Tuesday, October 09, 2007

What now for Ming?

Okay, so I never thought he should have become leader in the first place, but I find myself feeling increasingly sorry for Ming Campbell. His conference speech in Brighton was easily the best of the season, and even contained the best joke - the line about Dave wanting to be Tony but not Maggie, and Gordon wanting to be Maggie but not Tony, and Ming not wanting to be any of them.

But nothing has gone right for Ming since, and the media focus on a potential presidential contest between Gordon and Dave has left him and his party completely marginalised.

Today the news took a fresh turn for the worse. The latest Populus Poll put his party on 12pc of the vote, while Martin Baxter's acclaimed Electoral Calculus site now predicts the Lib Dems will lose all their seats, although Martin's formula does of course not allow for the "incumbency factor."

With Gordon now having seemingly put off the election till 2009, by which time Ming will be 68, it now seems a foregone conclusion that he will fall on his sword sometime between now and next spring, to give a new leader a year to bed himself in before the anticipated May 2009 poll.

If I thought the outcome of all this would be a Chris Huhne leadership, I would be mildly optimistic about the Lib Dems' prospects. But I suspect and fear that the real outcome will be that they choose Nick Clegg.

I've said it a few times before on other people's blogs, but I just can't see the attraction. Clegg is seen as the man who can take Lib Dem target seats off the Tories, but despite having had the sexiest brief on the Lib Dem frontbench for the past 18 months he has hardly set the Thames on fire.

If they are going to choose someone on the right of the party to compete for Tory votes, they would be better off in my view with brainy David Laws, currently an amazing 66-1 with the bookies.

As some wit on PB.com has pointed out, those odds are surely worth taking if only for the fact that it would enable you to sing "I backed Dave Laws, and Dave Laws won" to the tune of a certain Clash number.

free web site hit counter

7 comments:

Matt Wardman said...

Paul

Your PB link is broken.

David Gladwin said...

Well, The Clash might have recorded the version of
I Fought the Law most familiar to our generation, but the original was by Sonny Curtis and the Crickets.

More detail than you could possibly need here.

matt said...

So Ming's last tilt at power will be be in positioning the argument for a successor... any odds on Charlie Kennedy?

Stephen Rouse said...

I Fought the Law was also covered by the Dead Kennedys - coincidence or an omen for the chances of a Charlie comeback? Musically, its not as tight as the Clash version but the lyrical changes make it more subversive and cynical

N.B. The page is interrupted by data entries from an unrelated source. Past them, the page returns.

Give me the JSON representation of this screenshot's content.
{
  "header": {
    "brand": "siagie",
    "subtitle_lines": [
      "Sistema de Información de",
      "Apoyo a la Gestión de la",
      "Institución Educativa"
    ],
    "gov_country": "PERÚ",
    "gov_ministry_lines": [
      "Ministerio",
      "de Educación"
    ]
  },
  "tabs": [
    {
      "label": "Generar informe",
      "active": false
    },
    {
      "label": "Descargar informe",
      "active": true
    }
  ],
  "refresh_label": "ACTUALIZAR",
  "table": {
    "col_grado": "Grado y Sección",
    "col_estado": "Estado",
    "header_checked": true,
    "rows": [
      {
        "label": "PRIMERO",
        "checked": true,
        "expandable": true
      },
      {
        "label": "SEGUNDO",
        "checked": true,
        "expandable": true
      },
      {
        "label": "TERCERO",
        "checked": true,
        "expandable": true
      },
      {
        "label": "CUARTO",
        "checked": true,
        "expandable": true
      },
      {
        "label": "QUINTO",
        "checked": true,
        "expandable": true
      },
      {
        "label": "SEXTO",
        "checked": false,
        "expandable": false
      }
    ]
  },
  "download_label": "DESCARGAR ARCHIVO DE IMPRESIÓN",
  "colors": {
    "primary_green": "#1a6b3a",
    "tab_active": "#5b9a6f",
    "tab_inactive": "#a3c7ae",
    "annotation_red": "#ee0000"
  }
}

RedEye said...

Laws is very cerebral, but many of the LDs see him as a cold fish.

Clegg used to be quite impressive as an MEP, but since arriving at Westminster, he's given off an air of dessicated self-satisfaction.

I think Norman Lamb is more impressive than either Huhne or Clegg, but he has, alas, no leadership ambitions.

I'm not intruding on private grief here, when, as a Labour activist, I want to see the LDs hold LD/Con marginals such as Cheadle and Eastleigh, so as to make it the hill steeper for Cameron next time.

I know he can't help it, but Ming looks too much like the genial talking skeleton from the old Scotch videotape adverts.

rob's uncle said...

Give me Lynn Featherstone in place of either, any day . . See: http://www.libdems.org.uk/party/people/ms-lynne-featherstone.0302.html

Anonymous said...

"As some wit on PB.com has pointed out, those odds are surely worth taking if only for the fact that it would enable you to sing "I backed Dave Laws, and Dave Laws won" to the tune of a certain Clash number."

Us wednesdayites could sing that about our manager, were we able to actually win a match in the first place!